**WHAT TO WORK ON:**
Go through each line of the entries below and tally those containing the string "this"; give only the total.

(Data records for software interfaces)
[Start of section]

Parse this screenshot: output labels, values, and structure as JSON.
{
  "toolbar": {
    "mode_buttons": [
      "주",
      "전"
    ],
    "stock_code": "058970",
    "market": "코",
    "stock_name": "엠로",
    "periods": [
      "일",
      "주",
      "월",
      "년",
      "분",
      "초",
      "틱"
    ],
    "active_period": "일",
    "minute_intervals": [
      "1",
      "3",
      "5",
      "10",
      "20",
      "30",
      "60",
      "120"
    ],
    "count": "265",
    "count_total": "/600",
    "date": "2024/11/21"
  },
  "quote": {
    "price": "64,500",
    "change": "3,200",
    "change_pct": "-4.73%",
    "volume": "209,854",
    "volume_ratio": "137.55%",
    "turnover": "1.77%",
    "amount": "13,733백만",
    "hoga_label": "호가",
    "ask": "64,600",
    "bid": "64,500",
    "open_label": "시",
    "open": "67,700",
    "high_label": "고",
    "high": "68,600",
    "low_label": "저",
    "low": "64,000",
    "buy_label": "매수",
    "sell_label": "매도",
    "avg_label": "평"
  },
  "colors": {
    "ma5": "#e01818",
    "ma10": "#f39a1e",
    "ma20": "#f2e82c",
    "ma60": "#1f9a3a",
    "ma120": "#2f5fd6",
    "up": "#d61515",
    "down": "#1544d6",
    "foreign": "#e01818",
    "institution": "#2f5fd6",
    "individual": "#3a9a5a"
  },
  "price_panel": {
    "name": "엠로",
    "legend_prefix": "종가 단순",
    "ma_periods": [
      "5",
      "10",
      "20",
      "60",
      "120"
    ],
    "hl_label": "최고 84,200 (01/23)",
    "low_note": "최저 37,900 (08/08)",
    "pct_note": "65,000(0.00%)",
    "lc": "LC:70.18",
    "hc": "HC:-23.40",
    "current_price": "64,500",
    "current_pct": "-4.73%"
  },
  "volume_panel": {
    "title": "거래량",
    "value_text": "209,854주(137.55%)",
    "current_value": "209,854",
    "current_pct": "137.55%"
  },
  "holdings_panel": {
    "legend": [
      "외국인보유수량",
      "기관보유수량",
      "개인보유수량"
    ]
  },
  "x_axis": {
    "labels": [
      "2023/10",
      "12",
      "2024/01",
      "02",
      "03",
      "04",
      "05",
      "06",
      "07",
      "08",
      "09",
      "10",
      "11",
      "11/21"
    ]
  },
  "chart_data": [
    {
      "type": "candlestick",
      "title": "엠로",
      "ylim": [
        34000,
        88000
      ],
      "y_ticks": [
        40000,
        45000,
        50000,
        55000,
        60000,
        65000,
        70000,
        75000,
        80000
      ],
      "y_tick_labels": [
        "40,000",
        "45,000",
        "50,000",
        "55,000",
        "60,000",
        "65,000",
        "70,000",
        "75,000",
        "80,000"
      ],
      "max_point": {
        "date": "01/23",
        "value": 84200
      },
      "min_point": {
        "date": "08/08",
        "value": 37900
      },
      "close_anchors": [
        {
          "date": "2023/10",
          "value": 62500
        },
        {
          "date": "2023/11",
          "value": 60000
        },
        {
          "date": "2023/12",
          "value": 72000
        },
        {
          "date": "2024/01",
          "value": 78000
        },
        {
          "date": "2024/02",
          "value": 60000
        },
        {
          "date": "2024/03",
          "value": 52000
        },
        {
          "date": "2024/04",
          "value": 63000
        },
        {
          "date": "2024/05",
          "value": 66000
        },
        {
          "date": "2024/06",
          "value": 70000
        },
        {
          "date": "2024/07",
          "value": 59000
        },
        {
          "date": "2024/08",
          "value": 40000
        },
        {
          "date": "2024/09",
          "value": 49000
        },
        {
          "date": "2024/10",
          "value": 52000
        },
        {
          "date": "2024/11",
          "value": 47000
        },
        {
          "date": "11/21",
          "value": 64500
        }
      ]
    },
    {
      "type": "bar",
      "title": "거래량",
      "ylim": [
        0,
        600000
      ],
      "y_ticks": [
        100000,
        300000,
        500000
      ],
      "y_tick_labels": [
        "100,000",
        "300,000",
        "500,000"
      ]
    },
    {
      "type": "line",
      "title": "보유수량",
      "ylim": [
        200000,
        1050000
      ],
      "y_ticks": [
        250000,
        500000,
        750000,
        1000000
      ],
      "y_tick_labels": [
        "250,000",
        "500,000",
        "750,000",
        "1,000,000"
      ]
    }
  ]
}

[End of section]
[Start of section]

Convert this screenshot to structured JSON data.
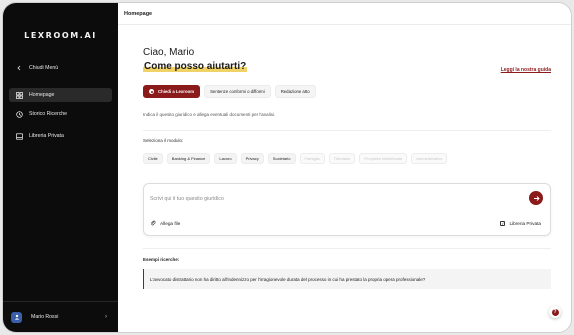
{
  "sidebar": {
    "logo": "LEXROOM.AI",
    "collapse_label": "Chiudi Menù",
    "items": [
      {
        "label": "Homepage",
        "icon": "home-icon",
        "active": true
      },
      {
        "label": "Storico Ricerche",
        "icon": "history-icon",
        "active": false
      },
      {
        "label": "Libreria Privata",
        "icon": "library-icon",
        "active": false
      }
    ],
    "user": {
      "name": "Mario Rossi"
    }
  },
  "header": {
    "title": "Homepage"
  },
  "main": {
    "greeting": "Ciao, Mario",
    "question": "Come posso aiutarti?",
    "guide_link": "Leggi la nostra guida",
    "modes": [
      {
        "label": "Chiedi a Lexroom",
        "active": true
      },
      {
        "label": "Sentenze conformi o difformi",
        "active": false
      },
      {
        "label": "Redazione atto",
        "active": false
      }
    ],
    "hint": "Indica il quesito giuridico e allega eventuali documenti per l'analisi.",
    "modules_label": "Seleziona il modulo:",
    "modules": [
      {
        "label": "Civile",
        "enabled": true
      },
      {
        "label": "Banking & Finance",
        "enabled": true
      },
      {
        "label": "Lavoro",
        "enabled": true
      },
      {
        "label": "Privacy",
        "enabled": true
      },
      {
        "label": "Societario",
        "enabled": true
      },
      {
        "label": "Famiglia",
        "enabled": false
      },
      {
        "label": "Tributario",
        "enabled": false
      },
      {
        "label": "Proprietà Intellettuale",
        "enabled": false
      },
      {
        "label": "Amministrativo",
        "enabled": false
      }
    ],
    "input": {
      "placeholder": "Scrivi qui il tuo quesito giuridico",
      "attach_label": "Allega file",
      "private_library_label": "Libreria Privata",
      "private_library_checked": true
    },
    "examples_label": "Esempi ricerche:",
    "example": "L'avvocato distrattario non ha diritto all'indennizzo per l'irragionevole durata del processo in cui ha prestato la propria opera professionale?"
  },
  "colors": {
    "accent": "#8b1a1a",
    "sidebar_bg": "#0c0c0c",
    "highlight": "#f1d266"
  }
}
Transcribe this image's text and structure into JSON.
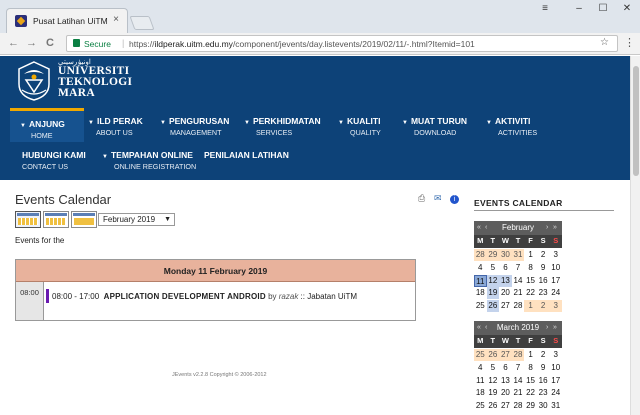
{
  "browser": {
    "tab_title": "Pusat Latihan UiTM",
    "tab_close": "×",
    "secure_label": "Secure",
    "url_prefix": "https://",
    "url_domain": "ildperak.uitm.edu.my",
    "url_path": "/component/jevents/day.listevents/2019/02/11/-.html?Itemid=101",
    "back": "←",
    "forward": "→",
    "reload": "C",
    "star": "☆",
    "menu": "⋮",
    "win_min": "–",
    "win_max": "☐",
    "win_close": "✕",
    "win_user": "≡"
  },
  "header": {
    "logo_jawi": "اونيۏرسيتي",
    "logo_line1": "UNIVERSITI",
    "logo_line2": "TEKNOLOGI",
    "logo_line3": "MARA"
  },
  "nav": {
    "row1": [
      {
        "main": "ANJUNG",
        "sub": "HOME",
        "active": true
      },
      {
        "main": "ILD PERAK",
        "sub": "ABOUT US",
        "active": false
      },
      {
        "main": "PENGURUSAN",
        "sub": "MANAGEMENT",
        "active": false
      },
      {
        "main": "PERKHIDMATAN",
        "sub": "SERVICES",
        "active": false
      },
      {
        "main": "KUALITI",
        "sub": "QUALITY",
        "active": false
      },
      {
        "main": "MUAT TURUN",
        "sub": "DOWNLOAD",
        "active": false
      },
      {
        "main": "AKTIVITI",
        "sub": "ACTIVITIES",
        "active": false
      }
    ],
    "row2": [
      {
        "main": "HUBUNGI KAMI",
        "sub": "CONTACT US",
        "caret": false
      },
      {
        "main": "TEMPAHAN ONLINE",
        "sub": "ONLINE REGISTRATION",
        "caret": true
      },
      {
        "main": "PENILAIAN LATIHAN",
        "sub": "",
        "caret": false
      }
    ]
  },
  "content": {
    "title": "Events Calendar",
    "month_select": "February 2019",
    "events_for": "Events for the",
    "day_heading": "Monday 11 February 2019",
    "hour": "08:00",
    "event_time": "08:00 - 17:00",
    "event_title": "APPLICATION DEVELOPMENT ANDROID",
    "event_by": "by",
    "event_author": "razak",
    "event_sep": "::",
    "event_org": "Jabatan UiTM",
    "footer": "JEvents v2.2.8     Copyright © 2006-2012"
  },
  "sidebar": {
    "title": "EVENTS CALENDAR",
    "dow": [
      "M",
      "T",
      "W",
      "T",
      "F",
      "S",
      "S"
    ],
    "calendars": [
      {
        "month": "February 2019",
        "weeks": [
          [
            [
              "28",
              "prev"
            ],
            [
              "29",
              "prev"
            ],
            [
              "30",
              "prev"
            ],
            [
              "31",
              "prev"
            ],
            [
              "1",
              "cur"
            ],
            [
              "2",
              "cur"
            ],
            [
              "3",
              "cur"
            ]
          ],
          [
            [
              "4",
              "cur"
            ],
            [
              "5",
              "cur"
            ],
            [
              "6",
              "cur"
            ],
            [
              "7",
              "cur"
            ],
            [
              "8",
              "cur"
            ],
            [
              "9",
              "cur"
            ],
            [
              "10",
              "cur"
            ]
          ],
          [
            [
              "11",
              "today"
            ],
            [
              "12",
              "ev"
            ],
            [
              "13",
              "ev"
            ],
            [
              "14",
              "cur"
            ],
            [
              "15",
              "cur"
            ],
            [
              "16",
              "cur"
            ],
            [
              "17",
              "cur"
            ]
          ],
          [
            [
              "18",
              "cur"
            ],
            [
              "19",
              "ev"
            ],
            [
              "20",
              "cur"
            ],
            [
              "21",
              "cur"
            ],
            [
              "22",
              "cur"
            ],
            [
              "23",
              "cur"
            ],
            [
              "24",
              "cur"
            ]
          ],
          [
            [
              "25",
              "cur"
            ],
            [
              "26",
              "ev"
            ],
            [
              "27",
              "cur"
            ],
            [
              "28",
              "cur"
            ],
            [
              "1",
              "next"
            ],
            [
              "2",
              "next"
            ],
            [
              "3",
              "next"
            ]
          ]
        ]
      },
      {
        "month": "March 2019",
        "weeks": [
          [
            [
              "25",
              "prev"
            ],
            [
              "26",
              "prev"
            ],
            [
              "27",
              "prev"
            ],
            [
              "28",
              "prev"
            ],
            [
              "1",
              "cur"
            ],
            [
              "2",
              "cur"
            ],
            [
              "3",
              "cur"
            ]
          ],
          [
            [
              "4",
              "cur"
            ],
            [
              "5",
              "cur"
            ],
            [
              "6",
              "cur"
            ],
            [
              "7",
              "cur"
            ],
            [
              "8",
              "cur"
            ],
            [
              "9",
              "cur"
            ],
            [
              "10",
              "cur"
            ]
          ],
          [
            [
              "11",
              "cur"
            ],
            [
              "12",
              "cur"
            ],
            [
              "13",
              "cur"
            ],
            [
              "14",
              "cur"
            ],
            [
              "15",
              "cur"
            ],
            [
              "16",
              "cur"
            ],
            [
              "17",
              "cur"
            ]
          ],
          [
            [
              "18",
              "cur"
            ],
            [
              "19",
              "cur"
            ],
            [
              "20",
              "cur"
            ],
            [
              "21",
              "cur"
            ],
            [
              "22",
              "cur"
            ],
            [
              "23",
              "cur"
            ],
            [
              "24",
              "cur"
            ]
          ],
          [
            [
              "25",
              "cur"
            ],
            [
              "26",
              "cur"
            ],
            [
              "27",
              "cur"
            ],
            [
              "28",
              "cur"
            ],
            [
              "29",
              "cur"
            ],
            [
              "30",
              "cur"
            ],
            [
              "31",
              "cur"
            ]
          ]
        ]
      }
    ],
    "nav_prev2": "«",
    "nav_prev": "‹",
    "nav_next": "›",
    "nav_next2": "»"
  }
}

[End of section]

**TASK RESPONSE:**
3